A person who knowingly, willfully or through a wanton, reckless or willful indifference fails to discharge a duty to provide care and services necessary to maintain the physical and mental health of a vulnerable adult, including but not limited to providing adequate food, clothing, medicine, shelter, supervision and medical services, that a reasonable person would deem essential for the well-being of the vulnerable adult is guilty of criminal negligence.
D.C. Code § 22-934. Since this challenge is solely to the sufficiency of the evidence, we reiterate all of the evidence in the light most favorable to the government. See Cunningham v. United States, 974 A.2d 240, 243 (D.C. 2009) (citing Smith v. United States, 809 A.2d 1216 (D.C. 2002)). It is the "province of the trier of fact to determine the credibility of the witnesses and to make reasonable inferences from the evidence presented. All reasonable inferences must be drawn in favor of the government. . . ." Smith, 809 A.2d at 1221. Evidence is insufficient "when viewed in the light most favorable to the government, [it] is such that a reasonable juror must have a reasonable doubt as to the existence of any of the essential elements of the crime." Curry v. United States, 520 A.2d 255, 263 (D.C. 1987).
The theory of the government's case is that appellant's behavior constituted neglect of care which a reasonable person would consider "essential for the well-being of the vulnerable adult."*fn2 Appellant argues that his motion for judgment of acquittal should have been granted because a reasonable factfinder would have a reasonable doubt as to whether medical attention was "essential for the well-being" of complainant or "necessary to maintain . . . [his] health" in the absence of medical testimony.
We note that in some cases a medical opinion may be necessary to demonstrate neglect. In In re M.D., 758 A.2d 27 (D.C. 2000), we held that expert medical testimony was needed where the only evidence of appellant's inadequate care of her son's eczema was the fact that the condition did not improve and her own testimony that it seemed to her like she did not know how to apply cortisone cream correctly and may have been mistreating him. See id. at 29, 32. We explained that the "subject of proper medical treatment for eczema is not within 'the realm of common knowledge and everyday experience,'" and therefore the court could not properly infer that because the child's eczema did not improve, appellant's efforts were inadequate. See id. at 32 (quoting Beard v. Goodyear Tire & Rubber Co., 587 A.2d 195, 200 (D.C. 1991)); cf. Poole v. United States, 929 A.2d 413, 415 (D.C. 2007) (interpreting the offense of criminal abuse of a vulnerable adult, D.C. Code § 22-933 (2009 Supp.), and holding that evidence of "physical pain or injury" was sufficient where complainant testified that he was "hurt" as a result of appellant's use of affirmative force, and complainant's caregivers testified to the injuries they observed).
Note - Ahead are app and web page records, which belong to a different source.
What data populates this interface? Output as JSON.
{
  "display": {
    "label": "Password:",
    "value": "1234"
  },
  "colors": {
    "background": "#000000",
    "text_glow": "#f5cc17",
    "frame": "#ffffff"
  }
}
We decline to hold, however, that a medical opinion is always required to establish that a caregiver neglected to provide necessary medical care. In contrast to the facts of In re M.D., appellant in the present case did not take any steps to ensure the complainant's health needs. Appellant, who engaged in a physical altercation with the complainant, knew that the altercation left the complainant with bruises and scratches. A reasonable factfinder could find that an adult with severe mental retardation who is involved in a physical altercation such as is presented here, would need medical attention because of the obvious significant bruising on his person and his limited ability to communicate regarding the events that transpired. Further, a reasonable factfinder could choose to discredit appellant's testimony that he attempted to contact his supervisor and that he told his co-workers of the altercation, prompting an examination by the staff nurse. Indeed, the trial judge made a specific finding that she did not credit parts of appellant's testimony. Based on these findings, a reasonable factfinder could conclude that, under the statute, appellant failed to take steps that a "reasonable person would deem essential for the well-being" of the complainant. Stated another way, we conclude that the complainant's visible injuries resulting from his ...